> _The task_:
If a line in the data below contains the word "Подписка", copy it out.

> _Dataset entries_:
<<<<

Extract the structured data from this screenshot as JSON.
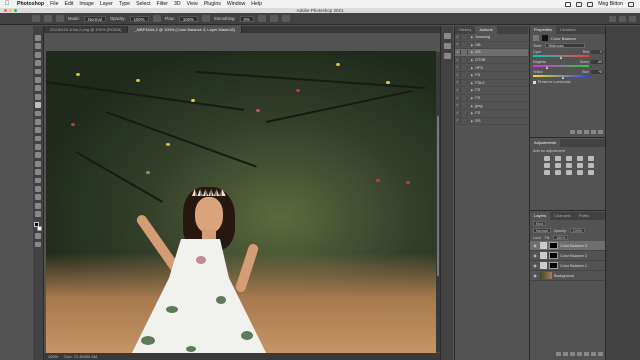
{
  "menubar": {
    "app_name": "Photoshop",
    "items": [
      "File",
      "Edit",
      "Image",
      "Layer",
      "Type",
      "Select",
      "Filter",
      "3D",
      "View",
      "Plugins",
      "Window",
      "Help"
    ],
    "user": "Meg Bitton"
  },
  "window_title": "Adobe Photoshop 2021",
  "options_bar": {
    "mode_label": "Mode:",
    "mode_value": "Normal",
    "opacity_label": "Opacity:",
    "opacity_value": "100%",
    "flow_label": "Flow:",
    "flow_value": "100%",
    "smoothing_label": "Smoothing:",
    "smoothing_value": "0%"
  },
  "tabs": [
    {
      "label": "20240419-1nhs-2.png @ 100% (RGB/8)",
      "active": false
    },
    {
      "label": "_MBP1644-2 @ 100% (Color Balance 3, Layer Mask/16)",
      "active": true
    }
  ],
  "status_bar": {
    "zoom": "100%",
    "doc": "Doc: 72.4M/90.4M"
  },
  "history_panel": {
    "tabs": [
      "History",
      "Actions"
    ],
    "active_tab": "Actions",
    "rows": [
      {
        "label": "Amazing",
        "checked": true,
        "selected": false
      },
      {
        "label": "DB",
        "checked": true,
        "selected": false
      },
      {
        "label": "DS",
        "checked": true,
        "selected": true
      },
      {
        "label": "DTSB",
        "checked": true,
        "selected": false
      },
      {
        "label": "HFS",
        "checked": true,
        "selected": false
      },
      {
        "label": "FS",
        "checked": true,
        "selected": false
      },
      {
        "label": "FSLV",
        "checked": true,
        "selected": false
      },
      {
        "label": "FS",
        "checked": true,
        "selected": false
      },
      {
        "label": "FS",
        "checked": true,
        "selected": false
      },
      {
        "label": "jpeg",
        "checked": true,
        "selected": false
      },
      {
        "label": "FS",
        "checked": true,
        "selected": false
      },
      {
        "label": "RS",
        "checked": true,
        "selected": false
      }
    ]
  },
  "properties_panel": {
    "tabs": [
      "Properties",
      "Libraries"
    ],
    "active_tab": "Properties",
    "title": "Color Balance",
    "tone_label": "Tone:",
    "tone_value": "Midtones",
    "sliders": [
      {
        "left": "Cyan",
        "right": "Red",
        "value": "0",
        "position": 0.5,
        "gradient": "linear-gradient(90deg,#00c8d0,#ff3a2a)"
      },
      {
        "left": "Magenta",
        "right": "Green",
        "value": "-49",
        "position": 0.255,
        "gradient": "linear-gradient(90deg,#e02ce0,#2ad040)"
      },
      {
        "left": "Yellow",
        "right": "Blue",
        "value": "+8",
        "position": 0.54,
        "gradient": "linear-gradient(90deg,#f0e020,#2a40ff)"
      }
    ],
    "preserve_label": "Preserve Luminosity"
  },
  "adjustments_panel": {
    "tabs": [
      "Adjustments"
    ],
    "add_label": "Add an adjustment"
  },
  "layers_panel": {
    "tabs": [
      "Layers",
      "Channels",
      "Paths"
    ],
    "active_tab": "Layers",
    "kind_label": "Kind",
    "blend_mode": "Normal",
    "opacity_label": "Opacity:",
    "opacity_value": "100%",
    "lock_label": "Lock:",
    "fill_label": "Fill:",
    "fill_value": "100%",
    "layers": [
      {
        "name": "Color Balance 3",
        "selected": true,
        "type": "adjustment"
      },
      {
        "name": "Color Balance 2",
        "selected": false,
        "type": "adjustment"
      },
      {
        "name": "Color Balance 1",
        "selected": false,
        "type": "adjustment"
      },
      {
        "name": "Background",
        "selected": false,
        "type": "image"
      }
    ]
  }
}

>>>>
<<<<

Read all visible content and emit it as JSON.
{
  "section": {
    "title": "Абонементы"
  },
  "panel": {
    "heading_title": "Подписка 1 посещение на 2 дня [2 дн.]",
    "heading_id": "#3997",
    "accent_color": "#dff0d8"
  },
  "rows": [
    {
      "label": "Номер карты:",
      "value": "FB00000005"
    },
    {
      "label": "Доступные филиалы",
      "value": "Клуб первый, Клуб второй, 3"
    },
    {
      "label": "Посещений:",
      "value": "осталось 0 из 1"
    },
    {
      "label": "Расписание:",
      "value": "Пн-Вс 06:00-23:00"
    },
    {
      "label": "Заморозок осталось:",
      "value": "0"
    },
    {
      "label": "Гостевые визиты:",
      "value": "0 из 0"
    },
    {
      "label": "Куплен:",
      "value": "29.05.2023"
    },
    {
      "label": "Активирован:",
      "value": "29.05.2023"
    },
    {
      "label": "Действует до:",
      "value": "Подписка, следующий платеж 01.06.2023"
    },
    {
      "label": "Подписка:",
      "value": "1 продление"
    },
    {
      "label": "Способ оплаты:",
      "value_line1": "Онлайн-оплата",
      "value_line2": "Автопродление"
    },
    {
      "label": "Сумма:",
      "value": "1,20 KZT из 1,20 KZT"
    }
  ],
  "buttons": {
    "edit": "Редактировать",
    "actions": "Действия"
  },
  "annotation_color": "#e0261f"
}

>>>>

> _Task output_:
    "heading_title": "Подписка 1 посещение на 2 дня [2 дн.]",
      "value": "Подписка, следующий платеж 01.06.2023"
      "label": "Подписка:",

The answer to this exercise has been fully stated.